Commentary Acute care physicians now have 3 alternatives to plasma for patients with VKA-associated bleeding: nonactivated PCC, which is available as 3-factor (2, 9, 10) or 4-factor (2, 7, 9, 10) formulations, and activated PCC or factor VIII inhibitor bypassing activity, which has been used for hemophilia management. These agents all have theoretical benefits and distinguish themselves over plasma by virtue of smaller infusion volumes, reduced risk for infection and lung injury, and more rapid administration; however, they are more expensive. The trial by Sarode and colleagues is welcome, as evidence to support the use of 4F-PCC in VKA-associated bleeding was sparse. The trial was limited, however, by its risk for bias due to lack of blinding of study staff and suboptimal follow-up. Although it was underpowered to detect differences in such adverse events as death and thromboembolism, issues related to the complications of volume overload were common in the plasma group (13% vs 5% in the 4F-PCC group). The high rate of adverse events in both groups suggests a need for caution with both treatments.
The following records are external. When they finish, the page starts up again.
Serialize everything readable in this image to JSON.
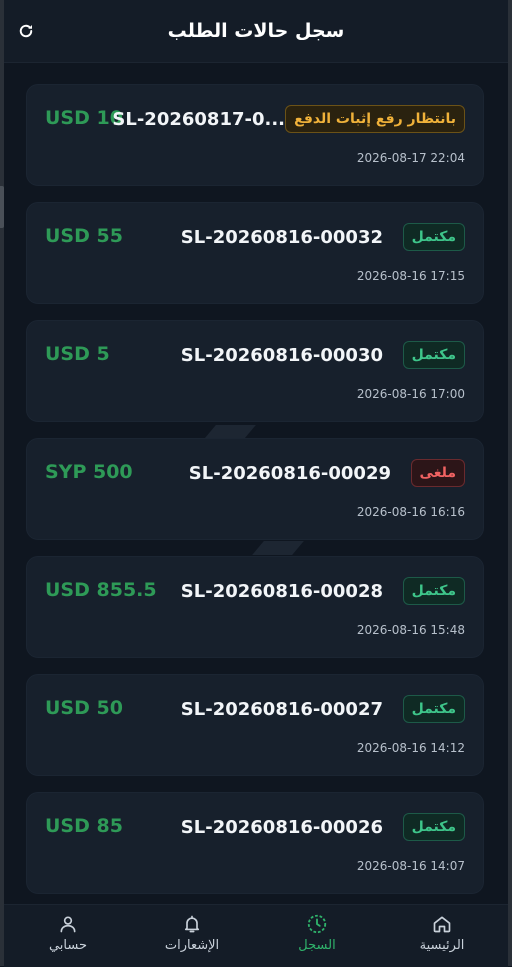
{
  "header": {
    "title": "سجل حالات الطلب",
    "refresh_icon": "refresh-icon"
  },
  "colors": {
    "background": "#0f1620",
    "card": "#17202c",
    "amount": "#2e9a57",
    "status_done": "#3ec58a",
    "status_pending": "#f0b23a",
    "status_cancelled": "#f06262",
    "nav_active": "#2fb36b"
  },
  "orders": [
    {
      "status": "بانتظار رفع إثبات الدفع",
      "status_type": "pending",
      "id": "SL-20260817-0...",
      "amount": "USD 10",
      "time": "2026-08-17 22:04"
    },
    {
      "status": "مكتمل",
      "status_type": "done",
      "id": "SL-20260816-00032",
      "amount": "USD 55",
      "time": "2026-08-16 17:15"
    },
    {
      "status": "مكتمل",
      "status_type": "done",
      "id": "SL-20260816-00030",
      "amount": "USD 5",
      "time": "2026-08-16 17:00"
    },
    {
      "status": "ملغى",
      "status_type": "cancel",
      "id": "SL-20260816-00029",
      "amount": "SYP 500",
      "time": "2026-08-16 16:16"
    },
    {
      "status": "مكتمل",
      "status_type": "done",
      "id": "SL-20260816-00028",
      "amount": "USD 855.5",
      "time": "2026-08-16 15:48"
    },
    {
      "status": "مكتمل",
      "status_type": "done",
      "id": "SL-20260816-00027",
      "amount": "USD 50",
      "time": "2026-08-16 14:12"
    },
    {
      "status": "مكتمل",
      "status_type": "done",
      "id": "SL-20260816-00026",
      "amount": "USD 85",
      "time": "2026-08-16 14:07"
    }
  ],
  "nav": {
    "home": {
      "label": "الرئيسية",
      "icon": "home-icon"
    },
    "history": {
      "label": "السجل",
      "icon": "clock-icon",
      "active": true
    },
    "notifications": {
      "label": "الإشعارات",
      "icon": "bell-icon"
    },
    "account": {
      "label": "حسابي",
      "icon": "user-icon"
    }
  }
}
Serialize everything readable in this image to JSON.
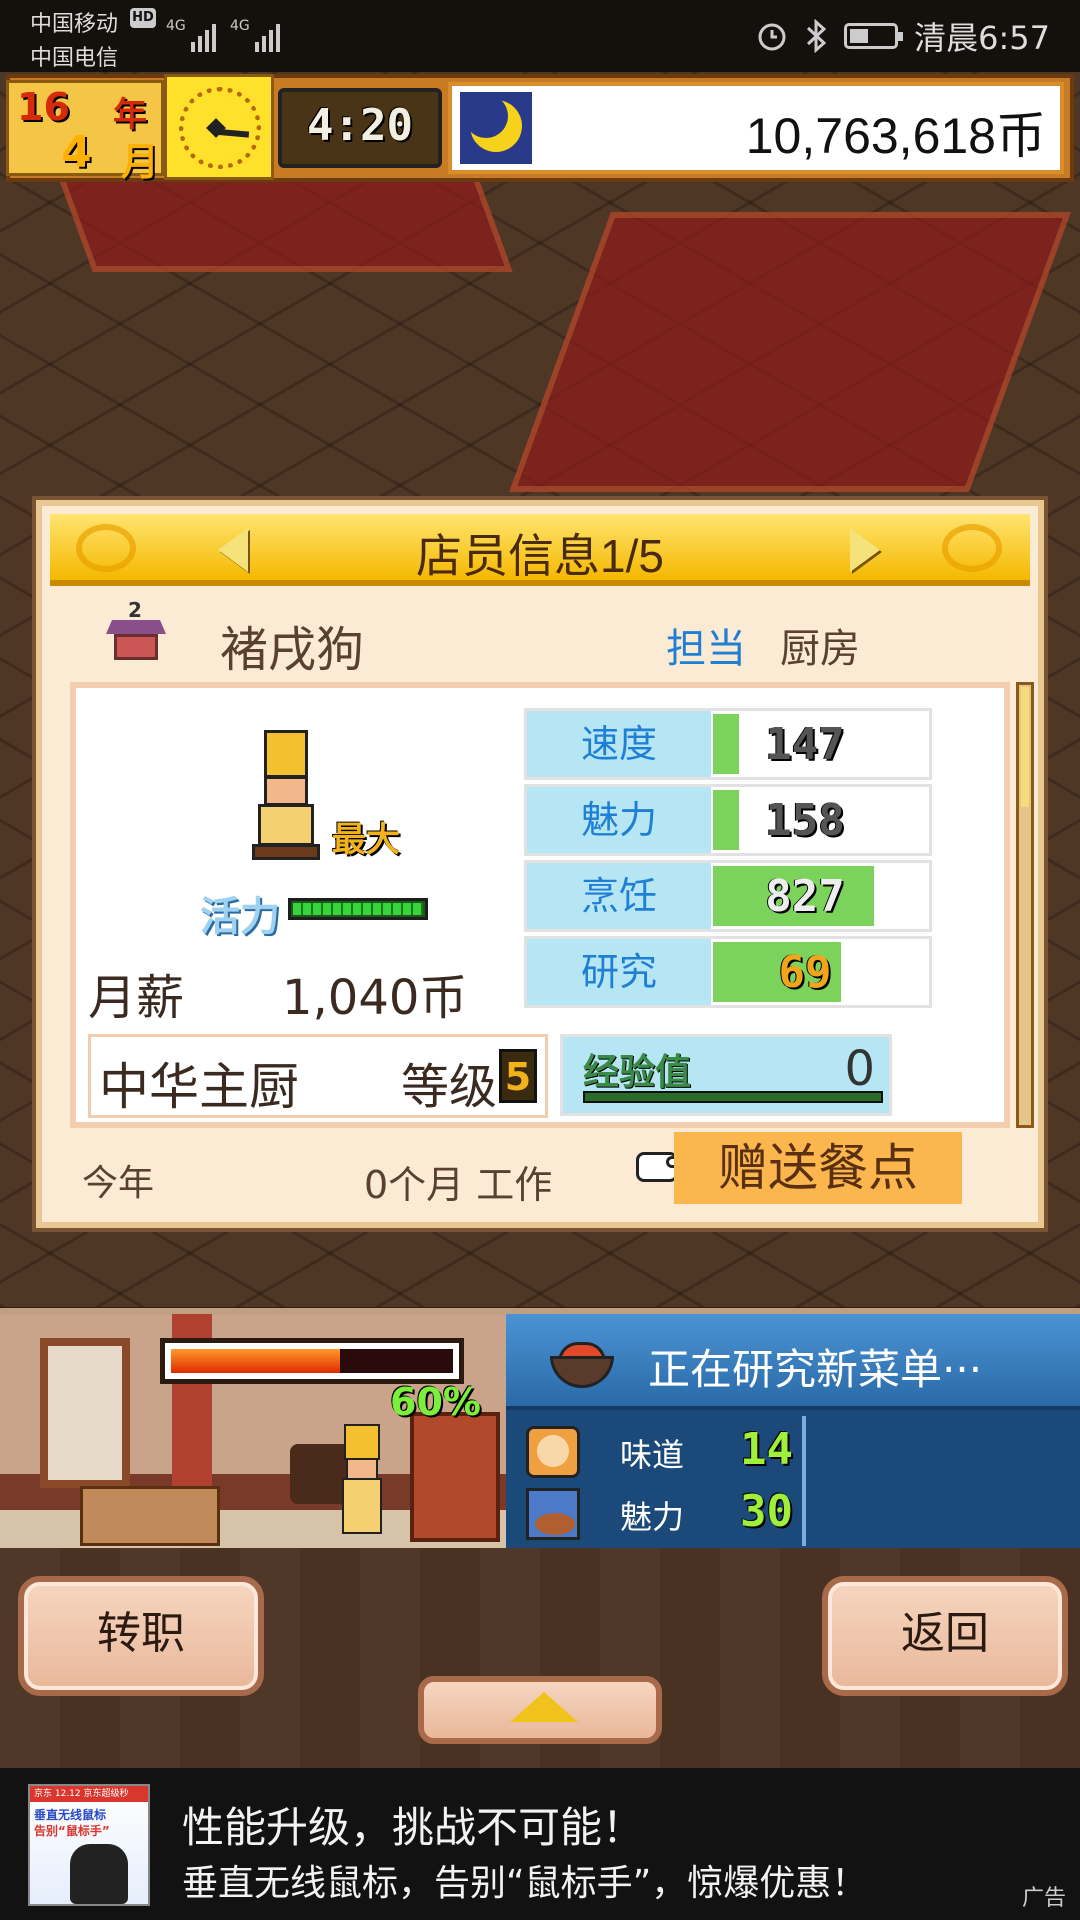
{
  "status_bar": {
    "carrier1": "中国移动",
    "carrier2": "中国电信",
    "hd": "HD",
    "net1": "4G",
    "net2": "4G",
    "time": "清晨6:57"
  },
  "hud": {
    "year": "16",
    "year_label": "年",
    "month": "4",
    "month_label": "月",
    "game_time": "4:20",
    "money": "10,763,618币"
  },
  "panel": {
    "title": "店员信息1/5",
    "rank_number": "2",
    "name": "褚戌狗",
    "role_label": "担当",
    "role_value": "厨房",
    "max_label": "最大",
    "vitality_label": "活力",
    "vitality_level": 1.0,
    "salary_label": "月薪",
    "salary_value": "1,040币",
    "stats": [
      {
        "label": "速度",
        "value": "147",
        "fill": 0.12
      },
      {
        "label": "魅力",
        "value": "158",
        "fill": 0.12
      },
      {
        "label": "烹饪",
        "value": "827",
        "fill": 0.75
      },
      {
        "label": "研究",
        "value": "69",
        "fill": 0.6
      }
    ],
    "job_title": "中华主厨",
    "level_label": "等级",
    "level_value": "5",
    "exp_label": "经验值",
    "exp_value": "0",
    "this_year_label": "今年",
    "work_label": "0个月 工作",
    "gift_button": "赠送餐点"
  },
  "kitchen": {
    "progress_percent": "60%",
    "progress_fraction": 0.6
  },
  "research": {
    "title": "正在研究新菜单···",
    "rows": [
      {
        "label": "味道",
        "value": "14"
      },
      {
        "label": "魅力",
        "value": "30"
      }
    ]
  },
  "controls": {
    "change_job": "转职",
    "back": "返回"
  },
  "ad": {
    "line1": "性能升级，挑战不可能！",
    "line2": "垂直无线鼠标，告别“鼠标手”，惊爆优惠！",
    "tag": "广告",
    "img_header": "京东 12.12 京东超级秒",
    "img_title1": "垂直无线鼠标",
    "img_title2": "告别“鼠标手”"
  }
}
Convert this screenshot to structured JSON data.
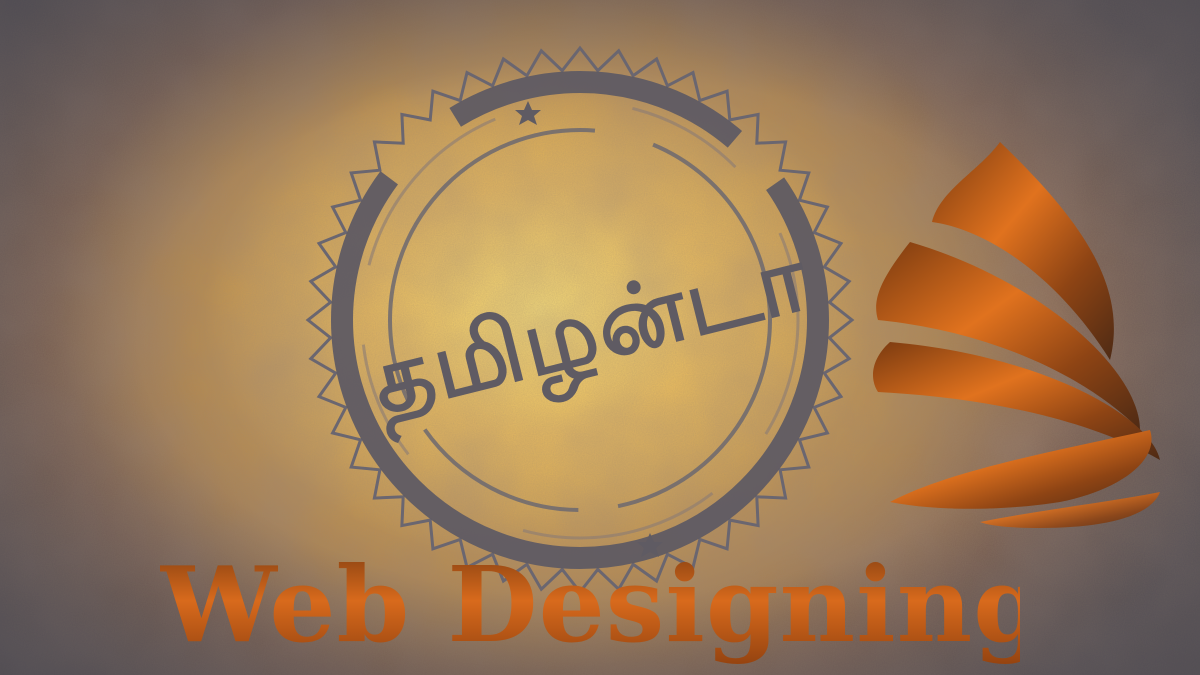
{
  "logo": {
    "tamil_wordmark": "தமிழன்டா"
  },
  "headline": {
    "text": "Web Designing"
  },
  "colors": {
    "stamp_gray": "#5f5b63",
    "glow_yellow": "#ffe478",
    "brand_orange": "#d86a1c",
    "brand_brown": "#7a3a10"
  }
}
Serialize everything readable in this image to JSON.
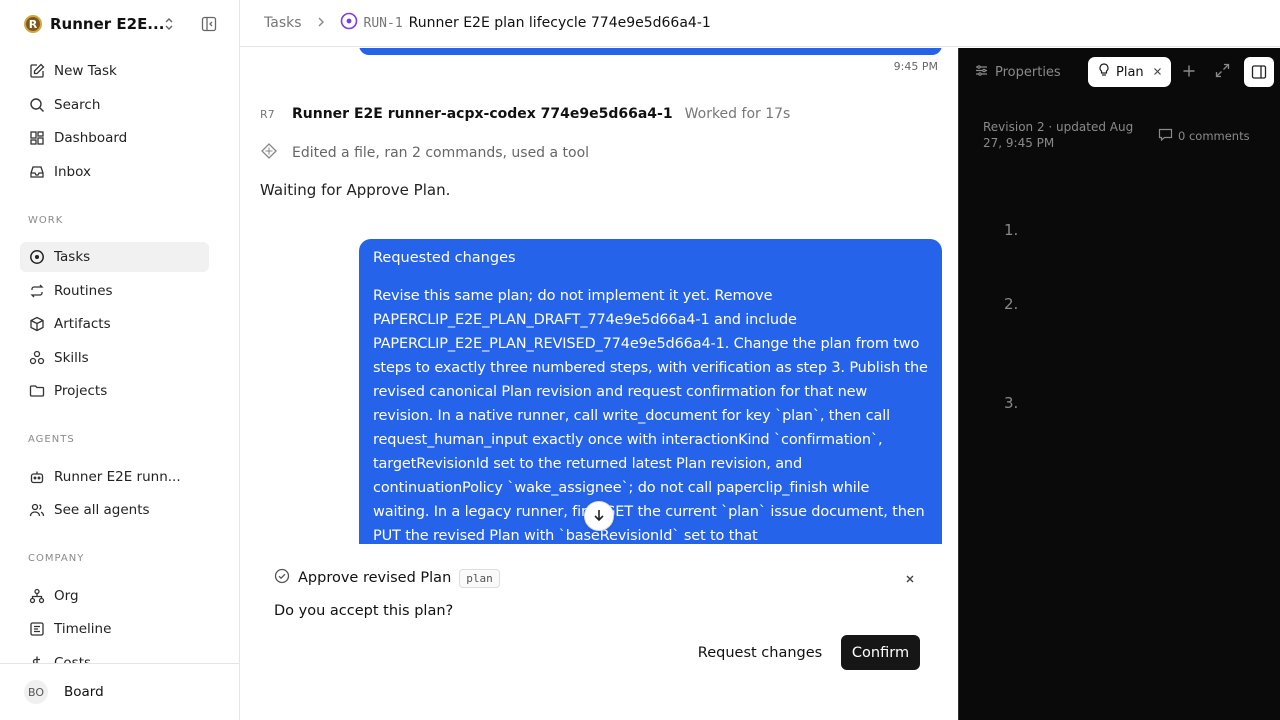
{
  "workspace": {
    "logo_letter": "R",
    "name": "Runner E2E..."
  },
  "sidebar": {
    "top_items": [
      {
        "label": "New Task",
        "icon": "pencil-square-icon"
      },
      {
        "label": "Search",
        "icon": "search-icon"
      },
      {
        "label": "Dashboard",
        "icon": "dashboard-icon"
      },
      {
        "label": "Inbox",
        "icon": "inbox-icon"
      }
    ],
    "work_label": "WORK",
    "work_items": [
      {
        "label": "Tasks",
        "icon": "circle-dot-icon",
        "active": true
      },
      {
        "label": "Routines",
        "icon": "repeat-icon"
      },
      {
        "label": "Artifacts",
        "icon": "box-icon"
      },
      {
        "label": "Skills",
        "icon": "skills-icon"
      },
      {
        "label": "Projects",
        "icon": "folder-icon"
      }
    ],
    "agents_label": "AGENTS",
    "agent_items": [
      {
        "label": "Runner E2E runn...",
        "icon": "bot-icon"
      },
      {
        "label": "See all agents",
        "icon": "users-icon"
      }
    ],
    "company_label": "COMPANY",
    "company_items": [
      {
        "label": "Org",
        "icon": "org-chart-icon"
      },
      {
        "label": "Timeline",
        "icon": "timeline-icon"
      },
      {
        "label": "Costs",
        "icon": "dollar-icon"
      }
    ],
    "footer": {
      "avatar_initials": "BO",
      "name": "Board"
    }
  },
  "header": {
    "root": "Tasks",
    "task_id": "RUN-1",
    "task_title": "Runner E2E plan lifecycle 774e9e5d66a4-1"
  },
  "thread": {
    "prev_message_time": "9:45 PM",
    "agent": {
      "badge": "R7",
      "name": "Runner E2E runner-acpx-codex 774e9e5d66a4-1",
      "worked": "Worked for 17s"
    },
    "activity_summary": "Edited a file, ran 2 commands, used a tool",
    "agent_message": "Waiting for Approve Plan.",
    "request": {
      "title": "Requested changes",
      "body": "Revise this same plan; do not implement it yet. Remove PAPERCLIP_E2E_PLAN_DRAFT_774e9e5d66a4-1 and include PAPERCLIP_E2E_PLAN_REVISED_774e9e5d66a4-1. Change the plan from two steps to exactly three numbered steps, with verification as step 3. Publish the revised canonical Plan revision and request confirmation for that new revision. In a native runner, call write_document for key `plan`, then call request_human_input exactly once with interactionKind `confirmation`, targetRevisionId set to the returned latest Plan revision, and continuationPolicy `wake_assignee`; do not call paperclip_finish while waiting. In a legacy runner, first GET the current `plan` issue document, then PUT the revised Plan with `baseRevisionId` set to that"
    }
  },
  "interaction": {
    "title": "Approve revised Plan",
    "kind_badge": "plan",
    "question": "Do you accept this plan?",
    "request_changes_label": "Request changes",
    "confirm_label": "Confirm"
  },
  "panel": {
    "properties_tab": "Properties",
    "plan_tab": "Plan",
    "revision_meta": "Revision 2 · updated Aug 27, 9:45 PM",
    "comments": "0 comments",
    "steps": [
      "1.",
      "2.",
      "3."
    ]
  },
  "colors": {
    "accent_blue": "#2563eb",
    "panel_bg": "#0a0a0a",
    "primary_button": "#161616",
    "task_status_purple": "#7c3aed"
  }
}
With shelf-based storage and no need for refrigeration, PCC products offer practical advantages for timely administration for the most unstable patients with bleeding. The finding of noninferiority suggests that a selective approach is best. As a result, plasma is appropriate for managing bleeding in patients who are not at risk for heart failure or shock lung (i.e., massive transfusion patients) or who have liver insufficiency, whereas PCCs are more appropriate when rapid administration and smaller volumes are preferred. Validated risk stratification tools for gastrointestinal bleeding should define the need for rapid reversal in that population (1).
2 (2 to 3)
†INR = international normalized ratio; other abbreviations defined in Glossary. RBI, NNT, and CI calculated from event rates in article.
Eddy Lang, MD University of Calgary Calgary, Alberta, Canada Reference 1. de Groot NL, Bosman JH, Siersema PD, van Oijen MG. Prediction scores in gastrointestinal bleeding: a systematic review and quantitative appraisal. Endoscopy. 2012;44:731-9.
‡Difference met the criterion for noninferiority (lower limit of the 95% CI for between-group difference > −10%).
© 2014 American College of Physicians JC6 Downloaded From: http://annals.org/ by a University of South Dakota User on 11/19/2014
15 April 2014 | ACP Journal Club | Volume 160 • Number 8